    You should get your facts straight. The check list did not decrease deaths by 50%. The checklist helped improve implementing standard guidelines by 50 %. But so far there has not been any real correlation with improving outcomes. In fact, since checklists have been implemented, wrong site surgery has still increased in the US. So the checklist is helpful in making sure we are giving the right antibiotics at the right time, identifying patient’s allergies, etc. But in no way has it decreased deaths by 50%. This is very misleading in this article.
    Raymond R. Price MD FACS, Author of Global Surgery and Public Health: A New Paradigm

    • Martha Bebinger

      Hi Dr. Price – thanks for the comment. I fact checked Dr. Gawande’s assertion here:

      The “results” section says:
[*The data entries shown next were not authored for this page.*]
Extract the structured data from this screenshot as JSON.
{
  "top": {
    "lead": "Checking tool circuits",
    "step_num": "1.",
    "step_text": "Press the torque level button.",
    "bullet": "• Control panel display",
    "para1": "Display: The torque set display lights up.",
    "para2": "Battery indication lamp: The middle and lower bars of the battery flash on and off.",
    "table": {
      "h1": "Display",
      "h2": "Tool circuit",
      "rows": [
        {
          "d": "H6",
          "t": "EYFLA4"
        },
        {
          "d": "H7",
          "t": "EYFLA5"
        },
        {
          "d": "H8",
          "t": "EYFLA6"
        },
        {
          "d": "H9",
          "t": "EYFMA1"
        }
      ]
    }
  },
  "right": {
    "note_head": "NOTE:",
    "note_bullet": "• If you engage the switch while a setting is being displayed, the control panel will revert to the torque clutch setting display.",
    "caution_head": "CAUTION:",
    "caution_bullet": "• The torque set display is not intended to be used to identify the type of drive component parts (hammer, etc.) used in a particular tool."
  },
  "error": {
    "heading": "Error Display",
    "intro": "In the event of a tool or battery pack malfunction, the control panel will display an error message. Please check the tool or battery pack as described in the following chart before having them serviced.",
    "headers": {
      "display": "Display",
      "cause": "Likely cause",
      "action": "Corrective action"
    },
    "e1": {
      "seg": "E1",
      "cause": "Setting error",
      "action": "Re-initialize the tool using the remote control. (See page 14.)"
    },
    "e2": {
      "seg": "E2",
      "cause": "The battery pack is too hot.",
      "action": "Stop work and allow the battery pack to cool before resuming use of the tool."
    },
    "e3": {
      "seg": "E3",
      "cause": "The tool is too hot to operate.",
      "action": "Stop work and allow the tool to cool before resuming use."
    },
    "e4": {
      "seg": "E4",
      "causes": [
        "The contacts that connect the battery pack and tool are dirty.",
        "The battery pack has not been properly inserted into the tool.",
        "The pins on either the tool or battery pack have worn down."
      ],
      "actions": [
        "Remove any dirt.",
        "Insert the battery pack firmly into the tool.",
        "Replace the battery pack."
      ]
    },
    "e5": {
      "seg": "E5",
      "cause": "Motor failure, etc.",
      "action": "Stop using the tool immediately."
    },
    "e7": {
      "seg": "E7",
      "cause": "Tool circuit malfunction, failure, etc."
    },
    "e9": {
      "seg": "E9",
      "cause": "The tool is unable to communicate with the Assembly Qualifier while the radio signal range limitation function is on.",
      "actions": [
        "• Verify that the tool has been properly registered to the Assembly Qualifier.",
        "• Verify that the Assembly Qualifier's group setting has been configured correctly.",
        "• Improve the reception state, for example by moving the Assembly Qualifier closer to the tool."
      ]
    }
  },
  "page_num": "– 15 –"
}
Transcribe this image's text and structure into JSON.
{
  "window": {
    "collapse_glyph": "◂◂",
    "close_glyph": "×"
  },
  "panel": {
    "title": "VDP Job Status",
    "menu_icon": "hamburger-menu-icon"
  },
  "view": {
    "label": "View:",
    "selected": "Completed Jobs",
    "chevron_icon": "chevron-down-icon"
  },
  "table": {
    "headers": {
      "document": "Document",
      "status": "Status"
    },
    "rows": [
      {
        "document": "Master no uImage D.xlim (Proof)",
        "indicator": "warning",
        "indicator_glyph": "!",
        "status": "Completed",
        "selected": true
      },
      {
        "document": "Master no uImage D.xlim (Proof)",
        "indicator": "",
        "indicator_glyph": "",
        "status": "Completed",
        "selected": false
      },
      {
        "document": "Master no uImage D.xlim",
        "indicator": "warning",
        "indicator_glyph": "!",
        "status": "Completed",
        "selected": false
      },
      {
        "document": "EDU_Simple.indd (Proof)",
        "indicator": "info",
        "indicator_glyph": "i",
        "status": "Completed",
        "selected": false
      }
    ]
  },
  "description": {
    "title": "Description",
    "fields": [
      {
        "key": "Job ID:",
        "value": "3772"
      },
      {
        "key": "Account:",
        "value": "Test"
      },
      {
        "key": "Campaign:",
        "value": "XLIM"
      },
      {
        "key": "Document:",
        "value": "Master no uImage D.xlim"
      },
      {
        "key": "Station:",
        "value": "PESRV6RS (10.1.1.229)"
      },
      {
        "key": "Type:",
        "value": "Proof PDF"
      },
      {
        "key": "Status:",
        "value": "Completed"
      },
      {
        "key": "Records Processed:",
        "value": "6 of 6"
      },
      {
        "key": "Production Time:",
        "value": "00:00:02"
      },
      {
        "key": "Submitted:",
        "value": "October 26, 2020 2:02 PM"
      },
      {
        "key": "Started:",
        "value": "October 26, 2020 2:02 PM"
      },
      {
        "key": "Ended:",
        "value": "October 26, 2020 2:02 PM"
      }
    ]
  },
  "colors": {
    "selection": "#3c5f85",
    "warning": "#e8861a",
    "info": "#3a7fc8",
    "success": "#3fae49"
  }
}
      “The rate of death was 1.5% before the checklist was introduced and declined to 0.8% afterward (P=0.003). Inpatient complications occurred in 11.0% of patients at baseline and in 7.0% after introduction of the checklist (P<0.001)."

    • Spike McLarty

      In his Checklist Manifesto, Dr. Gawande talks about the surprising resistance he meets from doctors, administrators, and other health-care professionals, to a kind of process-improvement that has been taken for granted for decades in other areas like commercial aviation, commercial construction, and software engineering. Are you one of those ‘resistors’? What was the source of your facts? In particularl, I’m surprised by your implication that checklists have been implemented widely enough in ORs across the US that we should see a significant effect on e.g. wrong-site surgery – what is your source for that?

      • Dr Sharma

        Looks like Dr Price is not happy that the manifesto did better than his book.

  • Tom

    It’s going to have to go a looooong way to catch Seattle

    • Martha Bebinger

      Tom – interesting! Could you post a link to the best summary of what’s happening in Seattle?

  • KT McGraw

    Is there a website link for Atul’s lab or too soon? Thanks!

    • Martha Bebinger

      Hi KT – the link is in the first line, but I could have made it more obvious, sorry!

    • Carey Goldberg

      If you click on the first mention of Ariadne Labs, you’ll get to it. Will also make it more explicit at the bottom — thanks for reading!